It may be appealing to one starting out to not treat, however, if you start out by purchasing your hive from a bee supply catalog, you will soon come to the pages of treatments for this and that disease and pest, so right from the start the beginner is faced with the decision of treating or not, but my thinking is that with limited knowledge the beginner is going to choose to treat in some fashion to try to preserve their investment in bees, unless they are fortunate to have a mentor that helps them choose the better option. Sorry if I offended anybody. John
If I followed the line of thought in post #118 and applied it to me, then I would have to admit that even though I adhered to treatments for the first 35 or so years of my keeping bees and was therefore enlightened about bees in general, I have become dumber the last 5 years since going the non-treatment route. John
Post 118 reminds me of the last two newbees I saw fail with TF.
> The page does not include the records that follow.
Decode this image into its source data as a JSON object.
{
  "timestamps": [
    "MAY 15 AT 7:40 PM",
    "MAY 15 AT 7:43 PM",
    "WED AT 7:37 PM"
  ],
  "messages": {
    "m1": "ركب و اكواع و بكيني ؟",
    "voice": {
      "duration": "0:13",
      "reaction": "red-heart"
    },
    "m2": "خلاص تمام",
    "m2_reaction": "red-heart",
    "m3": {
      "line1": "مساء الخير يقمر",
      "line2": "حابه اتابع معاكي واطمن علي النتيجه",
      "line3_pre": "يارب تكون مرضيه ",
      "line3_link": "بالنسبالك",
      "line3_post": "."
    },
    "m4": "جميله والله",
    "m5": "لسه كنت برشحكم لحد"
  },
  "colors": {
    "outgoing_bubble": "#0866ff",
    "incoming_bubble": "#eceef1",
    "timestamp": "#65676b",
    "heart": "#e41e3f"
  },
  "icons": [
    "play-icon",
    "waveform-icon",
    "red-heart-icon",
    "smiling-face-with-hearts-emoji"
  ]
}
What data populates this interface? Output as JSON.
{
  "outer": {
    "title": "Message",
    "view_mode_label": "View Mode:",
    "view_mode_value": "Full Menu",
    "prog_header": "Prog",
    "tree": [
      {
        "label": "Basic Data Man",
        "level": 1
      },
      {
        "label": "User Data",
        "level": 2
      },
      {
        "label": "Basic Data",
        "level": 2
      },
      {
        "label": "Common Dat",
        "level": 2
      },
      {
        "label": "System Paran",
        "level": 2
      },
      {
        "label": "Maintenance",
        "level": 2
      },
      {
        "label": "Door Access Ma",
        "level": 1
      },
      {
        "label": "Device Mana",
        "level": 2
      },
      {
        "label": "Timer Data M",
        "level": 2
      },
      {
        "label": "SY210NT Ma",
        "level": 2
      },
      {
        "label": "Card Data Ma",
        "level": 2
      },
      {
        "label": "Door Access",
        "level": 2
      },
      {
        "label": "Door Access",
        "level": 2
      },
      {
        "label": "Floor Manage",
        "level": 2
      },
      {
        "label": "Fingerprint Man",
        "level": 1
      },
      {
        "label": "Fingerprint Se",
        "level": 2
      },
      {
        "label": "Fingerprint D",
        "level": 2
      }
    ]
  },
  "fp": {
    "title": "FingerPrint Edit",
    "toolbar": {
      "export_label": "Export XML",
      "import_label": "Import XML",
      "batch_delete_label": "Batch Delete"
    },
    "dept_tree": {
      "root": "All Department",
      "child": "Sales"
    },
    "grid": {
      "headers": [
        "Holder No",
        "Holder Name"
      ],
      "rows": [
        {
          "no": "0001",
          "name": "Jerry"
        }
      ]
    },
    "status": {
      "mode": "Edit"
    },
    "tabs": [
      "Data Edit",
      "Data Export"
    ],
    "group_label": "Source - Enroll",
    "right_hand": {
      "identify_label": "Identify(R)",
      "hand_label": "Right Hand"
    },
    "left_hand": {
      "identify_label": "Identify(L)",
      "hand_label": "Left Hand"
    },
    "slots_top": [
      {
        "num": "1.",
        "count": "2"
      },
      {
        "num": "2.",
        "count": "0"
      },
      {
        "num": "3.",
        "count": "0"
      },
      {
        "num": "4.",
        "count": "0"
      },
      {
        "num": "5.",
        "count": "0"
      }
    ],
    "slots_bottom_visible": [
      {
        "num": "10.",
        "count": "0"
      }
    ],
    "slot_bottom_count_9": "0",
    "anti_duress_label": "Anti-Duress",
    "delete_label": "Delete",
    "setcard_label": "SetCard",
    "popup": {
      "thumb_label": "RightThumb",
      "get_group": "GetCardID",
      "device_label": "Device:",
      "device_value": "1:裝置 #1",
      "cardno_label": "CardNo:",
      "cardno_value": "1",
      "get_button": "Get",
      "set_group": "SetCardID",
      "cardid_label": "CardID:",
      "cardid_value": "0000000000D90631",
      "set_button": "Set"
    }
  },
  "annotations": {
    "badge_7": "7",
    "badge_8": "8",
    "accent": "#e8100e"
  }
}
#1, installed package, I helped her inspect it a week later, everything fine, October comes around, the hive is dead. She did not check it once, fear I surmised.
#2, started a hive, moved away, left hive with a non-beekeeper, never inspected, dead in October.
I feel stuck to the treadmill because of my location, my lack of small or natural cell size frames, and the fact that I care for all of my hives and don't want any to die. I know I can't escape my bees dying forever, but I want to minimize it. I might try treatment free when I have enough natural cell size frames.
Good enough is perfect - Joel Salatin
I am not saying any of this in any sort of negative way, it's just the fact of the matter. The decision as always is yours.
libhart, you can also get on the "resistant queen treadmill" if the treatment treadmill is not to your liking. That can get expensive too. You're right though, once that special queen you bought dies, is superceded or a swarm issues from that hive, you have lost some resistance in the new queen that is raised, someone please correct me if I'm wrong on that but that's what I read somewhere. John
Libhart, you are absolutely correct. I recommend at least five as I have recommended for years. One thing is consistent among long term successful treatment-free beekeepers. They have more hives.
The same is true w/ nontreatment-free beekeepers, from what I have seen.
Mark Berninghausen #youmatter
Wow Mark, that is really eye opening. You are right.
Experience is a hard teacher because she gives the test first, the lesson afterwards
I would try to make use of the smilies and other expressions more if I could figure out how to paste them on, then there would be no way anyone would question my sincerity. John
You just click the similie thing and pick which one you want.
Mark Berninghausen #youmatter
I should have just asked one of my kids and saved me the embarrassment, that was too easy. John
What in my post (#118) implies you got dumber by going treatment free? I was not bashing it in anyway. To me, it's one of the most difficult routes to take in keeping bees and I was merely pointing out it seems a lot of new people with aboslutely zero experience in bees/insects or basic biological systems use it as an excuse to not learn about the maladies of bees as it doesn't matter to them since they're treatment free. I would assume since you treated when you started you took some time to diagnose symptoms, recognize mites/diseases, and understand how the teatments were designed to work hence gaining knowledge of what's going on with your bees and not just ignoring it.